6 things to know about the PG&E bankruptcy filing and how it affects you
A federal judge Thursday blamed uninsulated power conductors owned by PG&E for the bulk of Northern California’s wildfires the past two years – including the deadly Camp Fire in Butte County – adding to the legal woes the utility is confronting.
U.S. District Judge William Alsup, who is overseeing the company’s criminal probation from the 2010 San Bruno natural gas pipeline explosion, said he has tentatively concluded that uninsulated power conductors lie at the heart of the wildfire crisis that has plunged PG&E into bankruptcy.
Alsup made his tentative conclusion as part of his plan, announced a week ago, to force PG&E to embark on a massive equipment inspection and tree-pruning program in advance of the upcoming fire season. He has given PG&E until next Wednesday to respond to that plan, which could also call for widespread blackouts this summer when winds gust to dangerous levels.
“The single most recurring cause of the large 2017 and 2018 wildfires attributable to PG&E’s equipment has been the susceptibility of PG&E’s distribution lines to trees or limbs falling onto them during high-wind events,” the judge wrote Thursday. “This has most often occurred in rural areas where distribution lines use thirty-five to fifty-foot single poles and run through grass, brush, oak and pines.
“The power conductors are almost always uninsulated. When the conductors are pushed together by falling trees or limbs, electrical sparks drop into the vegetation below.”
Alsup is holding a hearing Jan. 30 on his proposal to force PG&E to make dramatic upgrades in its fire safety program.

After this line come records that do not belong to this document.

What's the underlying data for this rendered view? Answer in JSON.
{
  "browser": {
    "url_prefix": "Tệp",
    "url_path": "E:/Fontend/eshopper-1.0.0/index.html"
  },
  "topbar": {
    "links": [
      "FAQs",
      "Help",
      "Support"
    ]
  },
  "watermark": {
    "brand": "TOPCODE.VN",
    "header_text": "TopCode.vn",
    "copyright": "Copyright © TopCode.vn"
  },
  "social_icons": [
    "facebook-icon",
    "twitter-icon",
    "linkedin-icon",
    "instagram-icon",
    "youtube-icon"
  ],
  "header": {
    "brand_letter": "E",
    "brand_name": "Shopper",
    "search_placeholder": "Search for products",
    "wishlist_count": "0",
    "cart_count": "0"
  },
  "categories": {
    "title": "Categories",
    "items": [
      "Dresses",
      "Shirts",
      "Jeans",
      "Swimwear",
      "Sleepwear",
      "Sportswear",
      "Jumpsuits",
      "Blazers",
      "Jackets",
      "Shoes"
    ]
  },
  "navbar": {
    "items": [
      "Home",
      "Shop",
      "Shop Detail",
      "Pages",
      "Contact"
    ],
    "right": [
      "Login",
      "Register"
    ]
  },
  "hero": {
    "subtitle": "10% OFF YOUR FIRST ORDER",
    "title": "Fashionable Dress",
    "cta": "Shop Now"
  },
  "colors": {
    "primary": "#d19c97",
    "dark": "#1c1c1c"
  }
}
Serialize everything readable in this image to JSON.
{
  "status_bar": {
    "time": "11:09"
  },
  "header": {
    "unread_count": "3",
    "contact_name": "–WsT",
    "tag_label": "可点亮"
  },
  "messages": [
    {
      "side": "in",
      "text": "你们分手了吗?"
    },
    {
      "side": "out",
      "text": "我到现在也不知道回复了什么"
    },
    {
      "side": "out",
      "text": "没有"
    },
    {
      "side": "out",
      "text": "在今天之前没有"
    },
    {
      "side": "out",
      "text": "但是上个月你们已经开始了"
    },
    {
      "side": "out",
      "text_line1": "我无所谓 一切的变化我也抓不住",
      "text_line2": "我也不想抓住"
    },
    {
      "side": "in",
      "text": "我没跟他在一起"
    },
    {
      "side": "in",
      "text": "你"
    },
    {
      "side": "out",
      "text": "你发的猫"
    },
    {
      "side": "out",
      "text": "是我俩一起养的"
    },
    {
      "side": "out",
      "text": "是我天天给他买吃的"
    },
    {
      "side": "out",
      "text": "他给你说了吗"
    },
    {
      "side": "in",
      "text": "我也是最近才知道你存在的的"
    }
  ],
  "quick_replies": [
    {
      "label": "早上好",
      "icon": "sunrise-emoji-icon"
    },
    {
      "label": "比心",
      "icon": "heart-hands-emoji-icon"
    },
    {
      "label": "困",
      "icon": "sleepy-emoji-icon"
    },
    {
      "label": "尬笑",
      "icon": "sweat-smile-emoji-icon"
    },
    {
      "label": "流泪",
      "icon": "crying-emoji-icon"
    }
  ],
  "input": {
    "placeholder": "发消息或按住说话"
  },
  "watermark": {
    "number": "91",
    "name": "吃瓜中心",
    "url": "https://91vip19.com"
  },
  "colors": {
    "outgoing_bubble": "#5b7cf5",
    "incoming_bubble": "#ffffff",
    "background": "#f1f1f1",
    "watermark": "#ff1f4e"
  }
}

PG&E on Monday said it plans to file for Chapter 11 bankruptcy at the end of the month as it struggles with liabilities that could exceed $30 billion from the November Camp Fire and the 2017 wine country fires. The Camp Fire killed 86 people, the most in California history, while more than 40 people perished in the wine country fires.
Cal Fire has blamed PG&E for 12 of the 2017 fires, although it hasn’t finished its investigation into the worst of the wine country blazes, the Tubbs Fire that devastated neighborhoods of Santa Rosa. It is still investigating the Camp Fire, although PG&E has disclosed problems with a high-voltage transmission tower the morning the fire started, in the area where it is believed to have ignited.
It’s unclear what impact Alsup’s findings would have on the avalanche of litigation PG&E is facing.
Attorney Dario de Ghetaldi, a Bay Area lawyer representing scores of survivors of the Camp Fire and other fires, said Alsup’s conclusion doesn’t address “the failure of PG&E’s vegetation management program.”
“We don’t know where he’s going with this,” de Ghetaldi said.
PG&E spokesman James Noonan said the company is reviewing Alsup’s conclusion.
“We are committed to complying with all rules and regulations that apply to our work, while working together with our state and community partners and across all sectors and disciplines to develop comprehensive, long-term safety solutions for the future,” Noonan said in a written statement.